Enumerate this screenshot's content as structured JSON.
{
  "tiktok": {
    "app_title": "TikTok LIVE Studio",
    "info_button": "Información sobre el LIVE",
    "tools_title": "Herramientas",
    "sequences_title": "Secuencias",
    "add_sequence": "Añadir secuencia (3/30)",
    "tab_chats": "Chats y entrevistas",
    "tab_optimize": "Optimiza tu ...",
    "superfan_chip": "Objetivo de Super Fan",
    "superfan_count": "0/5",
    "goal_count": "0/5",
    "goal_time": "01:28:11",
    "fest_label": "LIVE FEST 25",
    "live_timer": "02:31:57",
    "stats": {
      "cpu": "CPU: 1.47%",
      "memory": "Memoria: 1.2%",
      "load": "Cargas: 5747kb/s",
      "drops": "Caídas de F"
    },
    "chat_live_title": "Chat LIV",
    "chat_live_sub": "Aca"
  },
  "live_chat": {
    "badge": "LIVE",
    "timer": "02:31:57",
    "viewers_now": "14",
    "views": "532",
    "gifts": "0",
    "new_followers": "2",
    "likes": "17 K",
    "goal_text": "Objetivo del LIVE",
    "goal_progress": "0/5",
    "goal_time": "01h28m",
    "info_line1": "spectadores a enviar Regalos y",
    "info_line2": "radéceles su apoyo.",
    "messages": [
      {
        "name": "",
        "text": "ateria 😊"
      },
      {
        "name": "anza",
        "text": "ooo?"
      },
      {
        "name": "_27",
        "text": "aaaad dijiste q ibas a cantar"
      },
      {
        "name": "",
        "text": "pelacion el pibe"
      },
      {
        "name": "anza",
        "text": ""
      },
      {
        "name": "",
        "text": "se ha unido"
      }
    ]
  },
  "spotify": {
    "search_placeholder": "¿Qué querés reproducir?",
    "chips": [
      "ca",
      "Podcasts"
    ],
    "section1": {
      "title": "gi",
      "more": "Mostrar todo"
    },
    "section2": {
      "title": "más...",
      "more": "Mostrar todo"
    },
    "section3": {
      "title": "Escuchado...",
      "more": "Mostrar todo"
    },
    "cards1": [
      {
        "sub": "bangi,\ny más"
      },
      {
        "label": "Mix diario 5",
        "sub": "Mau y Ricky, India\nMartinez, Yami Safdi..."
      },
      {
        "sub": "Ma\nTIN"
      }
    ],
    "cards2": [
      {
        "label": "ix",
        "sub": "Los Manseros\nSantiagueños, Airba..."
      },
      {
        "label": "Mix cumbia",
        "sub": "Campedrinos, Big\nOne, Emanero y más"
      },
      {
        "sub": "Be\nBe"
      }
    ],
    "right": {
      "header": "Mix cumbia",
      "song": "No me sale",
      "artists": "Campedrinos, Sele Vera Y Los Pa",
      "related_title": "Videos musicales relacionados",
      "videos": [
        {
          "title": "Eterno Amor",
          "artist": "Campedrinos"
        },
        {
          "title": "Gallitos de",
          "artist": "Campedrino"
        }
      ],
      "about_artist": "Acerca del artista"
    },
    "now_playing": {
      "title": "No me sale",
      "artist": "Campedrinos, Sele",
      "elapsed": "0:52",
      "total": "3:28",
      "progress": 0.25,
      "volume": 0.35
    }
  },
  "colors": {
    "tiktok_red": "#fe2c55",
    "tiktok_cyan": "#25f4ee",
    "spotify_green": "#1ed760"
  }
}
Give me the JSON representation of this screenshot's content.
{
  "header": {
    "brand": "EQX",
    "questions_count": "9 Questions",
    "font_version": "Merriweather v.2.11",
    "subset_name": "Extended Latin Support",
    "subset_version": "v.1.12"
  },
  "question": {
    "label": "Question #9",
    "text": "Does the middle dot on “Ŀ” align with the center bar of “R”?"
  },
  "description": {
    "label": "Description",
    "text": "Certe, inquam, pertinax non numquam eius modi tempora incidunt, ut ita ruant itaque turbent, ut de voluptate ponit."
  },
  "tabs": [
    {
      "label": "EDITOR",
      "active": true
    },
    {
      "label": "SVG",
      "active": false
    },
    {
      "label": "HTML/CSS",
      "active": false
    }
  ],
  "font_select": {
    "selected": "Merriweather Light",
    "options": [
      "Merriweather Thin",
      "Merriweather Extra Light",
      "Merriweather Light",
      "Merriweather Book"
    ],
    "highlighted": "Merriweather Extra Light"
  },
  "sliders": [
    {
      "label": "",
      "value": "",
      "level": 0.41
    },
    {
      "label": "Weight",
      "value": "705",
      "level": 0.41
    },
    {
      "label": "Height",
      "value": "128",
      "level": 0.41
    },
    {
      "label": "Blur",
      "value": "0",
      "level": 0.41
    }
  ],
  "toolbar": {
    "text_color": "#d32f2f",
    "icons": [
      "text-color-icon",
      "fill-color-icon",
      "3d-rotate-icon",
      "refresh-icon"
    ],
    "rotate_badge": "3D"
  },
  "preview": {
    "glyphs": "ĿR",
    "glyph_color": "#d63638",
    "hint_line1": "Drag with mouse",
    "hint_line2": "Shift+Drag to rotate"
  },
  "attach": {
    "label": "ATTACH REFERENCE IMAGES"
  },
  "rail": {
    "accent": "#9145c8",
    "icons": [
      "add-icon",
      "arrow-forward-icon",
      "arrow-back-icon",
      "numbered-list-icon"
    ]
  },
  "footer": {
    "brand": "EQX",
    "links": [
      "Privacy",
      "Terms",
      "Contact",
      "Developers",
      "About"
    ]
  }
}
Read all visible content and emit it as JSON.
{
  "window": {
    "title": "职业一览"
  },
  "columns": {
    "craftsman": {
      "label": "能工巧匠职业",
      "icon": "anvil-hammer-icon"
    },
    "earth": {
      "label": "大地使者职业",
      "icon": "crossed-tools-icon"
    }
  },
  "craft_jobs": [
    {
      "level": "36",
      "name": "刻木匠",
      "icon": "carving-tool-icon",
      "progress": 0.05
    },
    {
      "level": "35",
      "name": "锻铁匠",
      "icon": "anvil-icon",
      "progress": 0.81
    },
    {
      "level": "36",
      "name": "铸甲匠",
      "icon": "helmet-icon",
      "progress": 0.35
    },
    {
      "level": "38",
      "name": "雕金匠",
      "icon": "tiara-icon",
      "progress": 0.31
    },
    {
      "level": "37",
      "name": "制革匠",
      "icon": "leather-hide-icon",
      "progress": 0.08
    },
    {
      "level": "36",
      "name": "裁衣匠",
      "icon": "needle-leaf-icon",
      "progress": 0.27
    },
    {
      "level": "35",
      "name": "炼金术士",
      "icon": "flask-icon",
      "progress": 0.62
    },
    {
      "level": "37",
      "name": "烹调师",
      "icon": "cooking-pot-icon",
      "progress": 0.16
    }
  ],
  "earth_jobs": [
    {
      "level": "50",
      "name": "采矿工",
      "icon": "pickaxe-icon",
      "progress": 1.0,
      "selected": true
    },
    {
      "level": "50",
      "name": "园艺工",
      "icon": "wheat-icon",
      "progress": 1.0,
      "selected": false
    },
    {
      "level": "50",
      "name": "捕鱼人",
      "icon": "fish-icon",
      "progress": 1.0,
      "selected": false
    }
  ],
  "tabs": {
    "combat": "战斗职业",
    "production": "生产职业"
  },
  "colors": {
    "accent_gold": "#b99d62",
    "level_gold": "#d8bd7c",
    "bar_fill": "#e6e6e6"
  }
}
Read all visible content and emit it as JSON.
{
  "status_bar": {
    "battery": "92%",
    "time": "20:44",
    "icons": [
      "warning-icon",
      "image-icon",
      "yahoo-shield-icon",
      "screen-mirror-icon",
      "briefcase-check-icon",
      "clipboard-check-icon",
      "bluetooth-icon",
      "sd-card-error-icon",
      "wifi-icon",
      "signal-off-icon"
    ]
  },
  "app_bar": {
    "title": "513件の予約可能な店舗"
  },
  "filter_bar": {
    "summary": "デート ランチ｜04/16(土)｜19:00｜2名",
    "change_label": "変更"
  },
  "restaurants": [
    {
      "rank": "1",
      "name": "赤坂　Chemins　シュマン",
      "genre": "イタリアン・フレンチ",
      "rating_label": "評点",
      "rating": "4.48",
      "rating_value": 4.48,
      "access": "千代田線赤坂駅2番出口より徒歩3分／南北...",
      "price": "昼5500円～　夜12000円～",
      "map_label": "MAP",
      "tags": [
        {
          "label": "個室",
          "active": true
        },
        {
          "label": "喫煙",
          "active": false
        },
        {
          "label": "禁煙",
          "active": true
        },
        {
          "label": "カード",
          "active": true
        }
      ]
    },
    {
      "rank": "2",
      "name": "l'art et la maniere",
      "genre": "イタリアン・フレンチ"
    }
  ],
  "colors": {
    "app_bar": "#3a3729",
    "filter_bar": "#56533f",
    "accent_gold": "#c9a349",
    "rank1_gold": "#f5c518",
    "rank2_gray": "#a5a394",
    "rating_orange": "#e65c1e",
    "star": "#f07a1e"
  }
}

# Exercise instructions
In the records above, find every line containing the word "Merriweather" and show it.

# Result of the exercise
    "font_version": "Merriweather v.2.11",
    "selected": "Merriweather Light",
      "Merriweather Thin",
      "Merriweather Extra Light",
      "Merriweather Light",
      "Merriweather Book"
    "highlighted": "Merriweather Extra Light"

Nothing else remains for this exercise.